• _EXERCISE DIRECTIONS_:
If a line below includes the string "kind", copy it.

• _SUPPLIED INFORMATION_:
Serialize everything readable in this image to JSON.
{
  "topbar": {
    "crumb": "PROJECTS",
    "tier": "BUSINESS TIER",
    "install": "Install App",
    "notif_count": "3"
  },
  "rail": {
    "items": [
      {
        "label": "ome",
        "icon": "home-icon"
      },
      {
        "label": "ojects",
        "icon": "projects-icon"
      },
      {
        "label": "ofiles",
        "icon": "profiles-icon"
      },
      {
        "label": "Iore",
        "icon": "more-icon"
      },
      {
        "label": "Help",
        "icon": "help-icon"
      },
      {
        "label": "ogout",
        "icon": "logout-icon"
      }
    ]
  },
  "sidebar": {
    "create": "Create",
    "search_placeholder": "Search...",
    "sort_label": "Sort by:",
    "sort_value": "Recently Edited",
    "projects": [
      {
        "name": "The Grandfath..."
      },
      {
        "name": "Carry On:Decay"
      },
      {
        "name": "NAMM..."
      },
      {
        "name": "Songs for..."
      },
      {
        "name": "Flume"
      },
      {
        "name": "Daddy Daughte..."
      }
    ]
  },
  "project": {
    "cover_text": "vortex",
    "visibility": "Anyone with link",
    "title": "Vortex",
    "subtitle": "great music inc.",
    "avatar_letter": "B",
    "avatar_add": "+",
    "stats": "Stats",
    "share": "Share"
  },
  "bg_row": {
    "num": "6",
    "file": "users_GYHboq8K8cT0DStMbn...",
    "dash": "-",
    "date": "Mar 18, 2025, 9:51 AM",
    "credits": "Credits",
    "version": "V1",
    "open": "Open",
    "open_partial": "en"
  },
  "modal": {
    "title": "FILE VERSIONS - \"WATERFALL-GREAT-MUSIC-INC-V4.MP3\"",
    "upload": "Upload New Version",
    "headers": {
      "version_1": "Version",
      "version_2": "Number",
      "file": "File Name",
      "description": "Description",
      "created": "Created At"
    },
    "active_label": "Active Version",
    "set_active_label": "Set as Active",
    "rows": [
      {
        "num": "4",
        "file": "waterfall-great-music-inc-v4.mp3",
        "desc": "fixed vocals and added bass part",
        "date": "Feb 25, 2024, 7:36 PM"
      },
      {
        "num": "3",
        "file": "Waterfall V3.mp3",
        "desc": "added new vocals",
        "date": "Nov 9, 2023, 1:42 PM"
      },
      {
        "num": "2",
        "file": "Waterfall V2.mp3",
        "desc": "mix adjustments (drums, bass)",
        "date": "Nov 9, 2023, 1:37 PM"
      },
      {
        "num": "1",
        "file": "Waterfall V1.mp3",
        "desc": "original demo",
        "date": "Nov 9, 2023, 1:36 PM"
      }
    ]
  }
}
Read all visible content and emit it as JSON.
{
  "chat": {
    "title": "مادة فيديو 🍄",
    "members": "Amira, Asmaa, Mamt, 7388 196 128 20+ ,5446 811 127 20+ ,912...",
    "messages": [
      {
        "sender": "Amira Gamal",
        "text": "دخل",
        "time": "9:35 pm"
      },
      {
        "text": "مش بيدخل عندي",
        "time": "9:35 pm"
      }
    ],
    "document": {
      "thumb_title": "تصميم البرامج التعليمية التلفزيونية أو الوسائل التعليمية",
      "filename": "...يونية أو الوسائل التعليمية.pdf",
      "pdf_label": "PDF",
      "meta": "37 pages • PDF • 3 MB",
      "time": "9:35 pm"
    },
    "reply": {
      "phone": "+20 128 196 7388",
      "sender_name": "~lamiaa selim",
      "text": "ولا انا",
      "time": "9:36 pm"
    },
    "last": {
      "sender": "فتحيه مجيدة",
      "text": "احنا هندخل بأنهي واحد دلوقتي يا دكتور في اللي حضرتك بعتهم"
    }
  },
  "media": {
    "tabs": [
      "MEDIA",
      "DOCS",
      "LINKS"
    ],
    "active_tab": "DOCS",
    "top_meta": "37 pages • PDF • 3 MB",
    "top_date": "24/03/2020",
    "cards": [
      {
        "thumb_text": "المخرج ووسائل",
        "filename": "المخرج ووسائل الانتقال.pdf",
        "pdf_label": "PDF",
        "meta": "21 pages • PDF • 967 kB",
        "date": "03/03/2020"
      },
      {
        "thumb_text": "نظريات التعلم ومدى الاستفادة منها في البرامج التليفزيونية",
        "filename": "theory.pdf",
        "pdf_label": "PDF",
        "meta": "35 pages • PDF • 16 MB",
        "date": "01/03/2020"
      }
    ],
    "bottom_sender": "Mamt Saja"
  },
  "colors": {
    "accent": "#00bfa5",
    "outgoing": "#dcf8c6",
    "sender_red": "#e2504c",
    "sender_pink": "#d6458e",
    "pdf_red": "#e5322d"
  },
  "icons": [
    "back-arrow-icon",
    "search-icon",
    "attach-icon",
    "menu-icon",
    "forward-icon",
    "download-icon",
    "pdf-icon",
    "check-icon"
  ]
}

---

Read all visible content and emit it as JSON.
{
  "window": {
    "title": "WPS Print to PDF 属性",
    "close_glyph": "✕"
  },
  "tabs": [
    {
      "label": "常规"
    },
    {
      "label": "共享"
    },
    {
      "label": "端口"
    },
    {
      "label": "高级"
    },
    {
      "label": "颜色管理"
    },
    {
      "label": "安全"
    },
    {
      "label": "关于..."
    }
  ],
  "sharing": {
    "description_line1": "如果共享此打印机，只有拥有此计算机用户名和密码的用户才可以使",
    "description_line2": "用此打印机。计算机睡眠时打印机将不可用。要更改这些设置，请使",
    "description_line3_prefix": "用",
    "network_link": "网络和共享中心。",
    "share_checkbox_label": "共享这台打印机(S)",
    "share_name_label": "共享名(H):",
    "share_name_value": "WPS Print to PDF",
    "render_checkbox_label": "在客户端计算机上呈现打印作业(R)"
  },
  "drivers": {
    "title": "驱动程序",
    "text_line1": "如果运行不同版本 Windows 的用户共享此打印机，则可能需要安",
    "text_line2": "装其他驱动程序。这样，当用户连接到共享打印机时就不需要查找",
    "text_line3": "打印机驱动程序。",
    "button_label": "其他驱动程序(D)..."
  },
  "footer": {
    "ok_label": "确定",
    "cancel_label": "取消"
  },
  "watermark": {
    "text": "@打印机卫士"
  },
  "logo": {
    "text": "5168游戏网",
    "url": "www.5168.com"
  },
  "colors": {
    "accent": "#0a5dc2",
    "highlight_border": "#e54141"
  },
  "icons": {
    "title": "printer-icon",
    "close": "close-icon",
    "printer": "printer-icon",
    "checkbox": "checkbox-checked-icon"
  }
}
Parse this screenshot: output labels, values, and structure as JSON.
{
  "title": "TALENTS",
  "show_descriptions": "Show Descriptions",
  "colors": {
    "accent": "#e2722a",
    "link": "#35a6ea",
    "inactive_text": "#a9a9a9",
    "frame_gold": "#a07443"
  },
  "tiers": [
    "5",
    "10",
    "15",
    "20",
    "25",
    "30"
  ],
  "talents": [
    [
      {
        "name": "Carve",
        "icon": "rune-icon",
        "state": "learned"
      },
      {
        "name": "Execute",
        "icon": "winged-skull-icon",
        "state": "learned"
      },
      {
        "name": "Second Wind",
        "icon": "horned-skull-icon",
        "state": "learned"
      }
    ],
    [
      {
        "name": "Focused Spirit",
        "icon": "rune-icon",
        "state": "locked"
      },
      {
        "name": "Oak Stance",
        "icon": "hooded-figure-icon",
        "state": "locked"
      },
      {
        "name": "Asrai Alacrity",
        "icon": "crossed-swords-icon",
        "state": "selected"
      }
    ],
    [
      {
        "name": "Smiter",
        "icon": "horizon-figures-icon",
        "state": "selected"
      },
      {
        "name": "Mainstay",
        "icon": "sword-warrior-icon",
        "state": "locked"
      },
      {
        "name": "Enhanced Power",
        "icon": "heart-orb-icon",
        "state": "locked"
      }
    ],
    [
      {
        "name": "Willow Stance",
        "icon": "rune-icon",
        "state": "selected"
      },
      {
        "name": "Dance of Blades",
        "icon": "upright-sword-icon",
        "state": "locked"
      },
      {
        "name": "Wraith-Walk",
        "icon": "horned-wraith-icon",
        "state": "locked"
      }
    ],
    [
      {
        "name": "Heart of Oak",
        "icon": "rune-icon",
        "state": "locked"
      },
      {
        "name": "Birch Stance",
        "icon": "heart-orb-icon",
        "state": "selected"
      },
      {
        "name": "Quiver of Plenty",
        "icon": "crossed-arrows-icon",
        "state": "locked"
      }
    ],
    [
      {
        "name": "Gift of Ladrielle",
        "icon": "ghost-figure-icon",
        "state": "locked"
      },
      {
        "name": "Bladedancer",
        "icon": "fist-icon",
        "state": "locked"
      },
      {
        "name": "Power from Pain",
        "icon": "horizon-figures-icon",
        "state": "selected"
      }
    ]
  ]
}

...

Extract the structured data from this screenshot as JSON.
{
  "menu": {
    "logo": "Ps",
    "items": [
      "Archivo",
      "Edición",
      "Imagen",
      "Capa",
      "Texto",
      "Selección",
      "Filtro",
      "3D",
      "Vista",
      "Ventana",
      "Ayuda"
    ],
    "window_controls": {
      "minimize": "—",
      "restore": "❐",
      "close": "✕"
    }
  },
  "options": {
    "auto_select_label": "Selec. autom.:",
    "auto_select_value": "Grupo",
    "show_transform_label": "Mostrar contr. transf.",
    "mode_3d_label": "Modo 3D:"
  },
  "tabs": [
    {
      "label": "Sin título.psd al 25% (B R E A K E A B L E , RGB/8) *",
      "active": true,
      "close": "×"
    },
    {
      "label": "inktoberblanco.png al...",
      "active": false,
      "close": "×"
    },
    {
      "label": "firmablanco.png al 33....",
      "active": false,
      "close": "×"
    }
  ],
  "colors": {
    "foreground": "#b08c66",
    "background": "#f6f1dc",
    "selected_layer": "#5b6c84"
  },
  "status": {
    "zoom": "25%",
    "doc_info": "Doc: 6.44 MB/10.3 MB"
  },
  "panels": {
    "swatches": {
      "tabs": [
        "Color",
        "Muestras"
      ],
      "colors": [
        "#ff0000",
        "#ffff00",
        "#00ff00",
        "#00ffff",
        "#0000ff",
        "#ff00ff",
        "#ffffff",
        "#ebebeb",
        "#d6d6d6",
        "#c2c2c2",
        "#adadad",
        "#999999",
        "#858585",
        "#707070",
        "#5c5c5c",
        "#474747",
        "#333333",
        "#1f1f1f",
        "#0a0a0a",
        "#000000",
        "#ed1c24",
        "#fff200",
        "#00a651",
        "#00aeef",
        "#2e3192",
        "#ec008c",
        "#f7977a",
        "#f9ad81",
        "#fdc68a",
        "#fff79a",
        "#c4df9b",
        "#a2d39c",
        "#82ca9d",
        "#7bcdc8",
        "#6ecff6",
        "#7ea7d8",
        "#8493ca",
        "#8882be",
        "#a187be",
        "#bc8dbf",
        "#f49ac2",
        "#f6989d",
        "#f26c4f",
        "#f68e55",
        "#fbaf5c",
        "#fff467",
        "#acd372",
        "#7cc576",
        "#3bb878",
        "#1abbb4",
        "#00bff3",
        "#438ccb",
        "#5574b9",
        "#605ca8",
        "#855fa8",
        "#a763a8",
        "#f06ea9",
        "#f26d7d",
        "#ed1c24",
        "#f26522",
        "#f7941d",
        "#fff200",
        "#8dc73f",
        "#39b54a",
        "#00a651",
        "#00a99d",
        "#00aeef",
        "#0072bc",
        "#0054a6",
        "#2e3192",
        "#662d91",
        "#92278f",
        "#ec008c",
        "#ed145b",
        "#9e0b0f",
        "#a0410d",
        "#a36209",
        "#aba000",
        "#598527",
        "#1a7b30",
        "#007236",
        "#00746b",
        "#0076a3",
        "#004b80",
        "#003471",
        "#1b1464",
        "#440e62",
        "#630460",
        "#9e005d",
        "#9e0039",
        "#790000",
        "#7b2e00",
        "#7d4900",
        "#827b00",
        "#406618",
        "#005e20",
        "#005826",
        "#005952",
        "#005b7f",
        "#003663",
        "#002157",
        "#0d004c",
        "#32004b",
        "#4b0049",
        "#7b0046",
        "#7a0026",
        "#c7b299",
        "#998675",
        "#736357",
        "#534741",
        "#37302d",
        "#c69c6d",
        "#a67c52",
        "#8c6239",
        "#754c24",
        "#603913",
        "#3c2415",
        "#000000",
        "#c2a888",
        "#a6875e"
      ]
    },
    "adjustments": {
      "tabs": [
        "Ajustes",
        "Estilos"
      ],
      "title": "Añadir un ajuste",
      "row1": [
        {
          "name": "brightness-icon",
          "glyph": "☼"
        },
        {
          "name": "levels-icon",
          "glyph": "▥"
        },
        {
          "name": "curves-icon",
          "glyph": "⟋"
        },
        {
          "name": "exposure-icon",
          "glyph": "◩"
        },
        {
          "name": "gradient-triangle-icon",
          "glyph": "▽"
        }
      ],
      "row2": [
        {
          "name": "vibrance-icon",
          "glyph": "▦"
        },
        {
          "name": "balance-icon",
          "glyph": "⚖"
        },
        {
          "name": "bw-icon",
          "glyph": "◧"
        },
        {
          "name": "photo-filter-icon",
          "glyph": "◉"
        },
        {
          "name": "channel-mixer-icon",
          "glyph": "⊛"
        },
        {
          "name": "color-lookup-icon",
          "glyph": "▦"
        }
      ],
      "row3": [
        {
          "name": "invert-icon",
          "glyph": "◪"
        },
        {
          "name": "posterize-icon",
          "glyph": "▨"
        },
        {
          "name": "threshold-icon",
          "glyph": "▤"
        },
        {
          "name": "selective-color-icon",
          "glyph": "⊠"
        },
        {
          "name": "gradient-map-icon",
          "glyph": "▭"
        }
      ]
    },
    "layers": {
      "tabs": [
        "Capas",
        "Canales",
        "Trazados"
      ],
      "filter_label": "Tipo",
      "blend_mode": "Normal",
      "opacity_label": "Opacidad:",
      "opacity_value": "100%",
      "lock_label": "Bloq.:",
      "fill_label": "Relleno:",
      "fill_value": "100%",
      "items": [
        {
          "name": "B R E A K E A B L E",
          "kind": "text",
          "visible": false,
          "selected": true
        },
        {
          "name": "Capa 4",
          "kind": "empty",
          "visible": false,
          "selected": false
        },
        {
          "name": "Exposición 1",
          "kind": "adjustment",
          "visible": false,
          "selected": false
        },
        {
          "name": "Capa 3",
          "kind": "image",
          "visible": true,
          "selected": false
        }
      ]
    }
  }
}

• _OUTPUT BELOW_:
          "kind": "text",
          "kind": "empty",
          "kind": "adjustment",
          "kind": "image",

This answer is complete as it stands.